Several scholars and members of the Senate have argued for reforms to procedure that could help repair the fractured chamber. In his final address to the Senate before his death, Senator John McCain (R-AZ) pleaded with his colleagues to return to “regular order.”[12] This amorphous term refers “to the rules and precedents that have been followed” in the Senate for generations, but also “a state of mind” that presumes “bipartisanship.”[13] Other scholars have advocated for a reinstalling simple majority control over rules and procedures in the Senate.

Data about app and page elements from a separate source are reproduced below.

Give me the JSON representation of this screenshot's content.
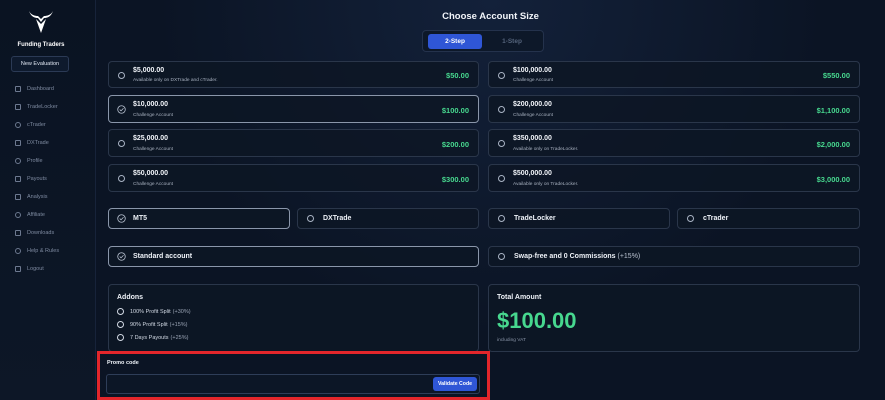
{
  "sidebar": {
    "brand": "Funding Traders",
    "new_evaluation": "New Evaluation",
    "items": [
      {
        "label": "Dashboard",
        "icon": "home-icon"
      },
      {
        "label": "TradeLocker",
        "icon": "chart-icon"
      },
      {
        "label": "cTrader",
        "icon": "c-icon"
      },
      {
        "label": "DXTrade",
        "icon": "dx-icon"
      },
      {
        "label": "Profile",
        "icon": "user-icon"
      },
      {
        "label": "Payouts",
        "icon": "dollar-icon"
      },
      {
        "label": "Analysis",
        "icon": "analysis-icon"
      },
      {
        "label": "Affiliate",
        "icon": "affiliate-icon"
      },
      {
        "label": "Downloads",
        "icon": "download-icon"
      },
      {
        "label": "Help & Rules",
        "icon": "help-icon"
      },
      {
        "label": "Logout",
        "icon": "logout-icon"
      }
    ]
  },
  "header": {
    "title": "Choose Account Size"
  },
  "steps": {
    "active": "2-Step",
    "inactive": "1-Step"
  },
  "accounts": [
    {
      "title": "$5,000.00",
      "subtitle": "Available only on DXTrade and cTrader.",
      "price": "$50.00",
      "selected": false
    },
    {
      "title": "$10,000.00",
      "subtitle": "Challenge Account",
      "price": "$100.00",
      "selected": true
    },
    {
      "title": "$25,000.00",
      "subtitle": "Challenge Account",
      "price": "$200.00",
      "selected": false
    },
    {
      "title": "$50,000.00",
      "subtitle": "Challenge Account",
      "price": "$300.00",
      "selected": false
    },
    {
      "title": "$100,000.00",
      "subtitle": "Challenge Account",
      "price": "$550.00",
      "selected": false
    },
    {
      "title": "$200,000.00",
      "subtitle": "Challenge Account",
      "price": "$1,100.00",
      "selected": false
    },
    {
      "title": "$350,000.00",
      "subtitle": "Available only on TradeLocker.",
      "price": "$2,000.00",
      "selected": false
    },
    {
      "title": "$500,000.00",
      "subtitle": "Available only on TradeLocker.",
      "price": "$3,000.00",
      "selected": false
    }
  ],
  "platforms": [
    {
      "label": "MT5",
      "selected": true
    },
    {
      "label": "DXTrade",
      "selected": false
    },
    {
      "label": "TradeLocker",
      "selected": false
    },
    {
      "label": "cTrader",
      "selected": false
    }
  ],
  "account_types": [
    {
      "label": "Standard account",
      "suffix": "",
      "selected": true
    },
    {
      "label": "Swap-free and 0 Commissions",
      "suffix": "(+15%)",
      "selected": false
    }
  ],
  "addons": {
    "title": "Addons",
    "items": [
      {
        "label": "100% Profit Split",
        "suffix": "(+30%)"
      },
      {
        "label": "90% Profit Split",
        "suffix": "(+15%)"
      },
      {
        "label": "7 Days Payouts",
        "suffix": "(+25%)"
      }
    ]
  },
  "total": {
    "title": "Total Amount",
    "value": "$100.00",
    "note": "including VAT"
  },
  "promo": {
    "label": "Promo code",
    "placeholder": "",
    "button": "Validate Code"
  },
  "colors": {
    "accent": "#2f56d6",
    "price": "#47d88f",
    "highlight": "#e3262b"
  }
}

Under Article I, § 5, the Senate has sole authority to determine the “Rules of its Proceedings.”[14] Known as the Rulemaking Clause, this power ensures that each chamber of Congress can create rules and procedures just as unique as the respective chamber and that “each group of legislators in successive Congresses has the power to determine its own rules of procedure.”[15] Under this framework, Rule XXII is a constitutional anomaly and “violates the Rulemaking Clause.”[16] By allowing the majority to change the filibuster rule to only require a simple majority to invoke cloture for all filibusters, the Senate could break its trend of super-majoritarianism and legislative effectively while also allowing for Senators to exercise their unique individual powers.[17] This solution is not without its critics, who believe the sixty-vote threshold makes the body “uniquely valuable” that protects against tyranny of the majority.[18]

231 years after the ratification of the Constitution, the breakdown of norms and precedents that have guided legislative action in the Senate during times of national crisis has recreated the super-majoritarian requirement that the framers sought to avoid. The consequence is an inactive government during times that require immediate action. Reforms to Senate procedure and a return to regular order may be the only remedy if there is any hope in restoring the most deliberative body.


[1]  Josh Huder, Our Very Unproductive Congress, The Gov’t Affairs Institute (2013), https://gai.georgetown.edu/our-very-unproductive-congress/.

[2] Id.

[3] Id. at 2197.

[4] See John C. Roberts, Gridlock and Senate Rules, 88 Notre Dame L. Rev. 2189, 2198 (2013).

[5] See Id. at 2197.

[6] See Michael Paulsen & Luke Paulsen, The Constitution 8 (2015)

[7] See Frances E. Lee, Senate Deliberation and the Future of Congressional Power, 43 Political Sci. & Politics 228 (2010).

[8] Id.

[9] Id.

[10] Id.

[11] Id.

[12] See Ron Elving, What is The Regular Order John McCain Longs to Return to On Health Care, NPR (July 26, 2017), https://www.npr.org/2017/07/26/539358654/what-is-the-regular-order-john-mccain-longs-to-return-to-on-health-care

[13] Id.

[14] See John C. Roberts, Gridlock and Senate Rules, 88 Notre Dame L. Rev. 2189, 2198 (2013).

[15] Id.

[16] Id. at 2199.

[17] Id.

[18] See Frances E. Lee, Senate Deliberation and the Future of Congressional Power, 43 Political Sci. & Politics 228 (2010) (citing a quote from then-Minority Leader Mitch McConnell who discussed how he see super-majoritarianism as a benefit to the minority party).